In our latest Leadership Engagement, Thoughtexchange partnered with leading education research organization, NCERT, to host a conversation with David Berliner, the author of 50 Myths and Lies That Threaten America’s Public Schools. The conversation was about pervasive public education myths and the factors that could correct these misperceptions.
This is a topic we have addressed before – looking at how small groups can change narratives. While a strategy for change is key, one of the most important aspects of changing a narrative is having a unified message. It is in looking at the results of our latest leadership Thoughtexchange that our interest analysis shows its value. Specifically, the common interest thoughts that emerge after the Star step.
Thoughts that we characterize as “common interest” are thoughts that all participants agree are important. They are thoughts that unify groups. In this engagement, education leaders across the US were unified around three key messages:
1) We need to celebrate:
“We need to celebrate the great work that is occurring in our public schools rather than letting media tell a story that does not represent our work. We need to be vocal.”
– Actual thought supported by 12 leaders and assigned 37 stars
2) We need to stop blaming teachers:
“We need to stop blaming teachers. The most important part of a quality education is an outstanding teacher. The rhetoric around low test scores being about poor teachers is simply not accurate. Education is far more complex than it is being portrayed and this rhetoric is discouraging great teachers from teaching altogether.”
– Actual thought supported by 15 leaders and 44 assigned stars
3) We need to evolve:
“Public schools need to evolve. Teaching and Learning will look very different in the next 10 years. We are a function of society and the “workplace” model that public education has had for 100 years is changing. The need for “go to school” is being eliminated. The need for good instruction will never end.
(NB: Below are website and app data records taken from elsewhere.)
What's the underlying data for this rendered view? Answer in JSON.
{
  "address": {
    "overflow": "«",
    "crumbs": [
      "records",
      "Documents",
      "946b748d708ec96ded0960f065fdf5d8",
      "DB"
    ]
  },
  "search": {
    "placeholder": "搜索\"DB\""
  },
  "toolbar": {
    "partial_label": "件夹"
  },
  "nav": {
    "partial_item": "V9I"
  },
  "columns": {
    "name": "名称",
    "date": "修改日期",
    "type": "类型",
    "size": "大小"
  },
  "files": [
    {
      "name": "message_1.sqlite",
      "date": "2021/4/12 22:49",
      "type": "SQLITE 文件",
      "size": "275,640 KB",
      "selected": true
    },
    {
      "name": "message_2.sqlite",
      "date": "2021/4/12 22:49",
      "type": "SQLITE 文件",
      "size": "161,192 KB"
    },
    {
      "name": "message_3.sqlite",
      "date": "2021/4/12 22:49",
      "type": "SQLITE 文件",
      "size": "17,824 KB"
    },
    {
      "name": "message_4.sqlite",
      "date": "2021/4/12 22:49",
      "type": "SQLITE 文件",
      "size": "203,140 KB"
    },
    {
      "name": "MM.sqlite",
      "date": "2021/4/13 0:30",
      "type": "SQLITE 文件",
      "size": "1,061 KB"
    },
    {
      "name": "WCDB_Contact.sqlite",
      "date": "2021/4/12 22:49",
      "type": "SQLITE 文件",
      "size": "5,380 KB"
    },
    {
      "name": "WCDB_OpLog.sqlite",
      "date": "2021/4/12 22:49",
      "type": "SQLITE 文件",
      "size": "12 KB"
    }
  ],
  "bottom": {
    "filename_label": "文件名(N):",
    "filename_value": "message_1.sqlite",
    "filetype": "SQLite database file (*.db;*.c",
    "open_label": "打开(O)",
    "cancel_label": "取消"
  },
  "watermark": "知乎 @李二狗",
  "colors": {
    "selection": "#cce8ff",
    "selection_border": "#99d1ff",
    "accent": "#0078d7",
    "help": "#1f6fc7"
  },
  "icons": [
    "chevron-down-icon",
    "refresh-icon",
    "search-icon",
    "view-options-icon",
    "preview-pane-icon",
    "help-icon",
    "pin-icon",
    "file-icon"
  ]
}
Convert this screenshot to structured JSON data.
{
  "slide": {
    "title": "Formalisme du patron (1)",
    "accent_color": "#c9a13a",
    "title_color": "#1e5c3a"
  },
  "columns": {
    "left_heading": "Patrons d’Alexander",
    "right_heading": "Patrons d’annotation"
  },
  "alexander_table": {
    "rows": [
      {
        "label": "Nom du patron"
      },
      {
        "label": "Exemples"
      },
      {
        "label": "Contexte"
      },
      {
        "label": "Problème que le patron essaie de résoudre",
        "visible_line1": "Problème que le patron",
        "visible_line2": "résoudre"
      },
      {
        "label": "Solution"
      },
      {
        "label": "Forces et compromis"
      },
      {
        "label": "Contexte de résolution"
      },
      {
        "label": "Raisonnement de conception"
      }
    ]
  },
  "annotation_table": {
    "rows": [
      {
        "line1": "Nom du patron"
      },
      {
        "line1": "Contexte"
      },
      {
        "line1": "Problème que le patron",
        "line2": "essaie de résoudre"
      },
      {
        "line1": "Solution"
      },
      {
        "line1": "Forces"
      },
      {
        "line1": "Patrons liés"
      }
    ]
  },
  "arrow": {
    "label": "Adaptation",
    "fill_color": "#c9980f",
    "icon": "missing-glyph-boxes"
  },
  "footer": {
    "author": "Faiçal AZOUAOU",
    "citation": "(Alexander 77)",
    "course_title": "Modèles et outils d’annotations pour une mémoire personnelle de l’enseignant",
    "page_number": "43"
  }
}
Teachers are needed.”
– Actual thought supported by 12 leaders and 39 assigned stars
These common interest thoughts can be distilled further into two core messages: Celebrate and Evolve. Leaders in this conversation see the power of celebrating the work that happens every day in schools. They also see the power in creating a new vision for education, where outstanding teachers are celebrated and central. Returning to the role of minority influence theory, unifying around a simple message and then repeating, repeating, and repeating it has the potential to impact broader narratives.
This sentiment was also expressed in the top thought that came out of the conversation:
“If every educator in the country started telling only good stories about public schools, I believe we could change the narrative.”
– Actual thought supported by 17 leaders and assigned 58 stars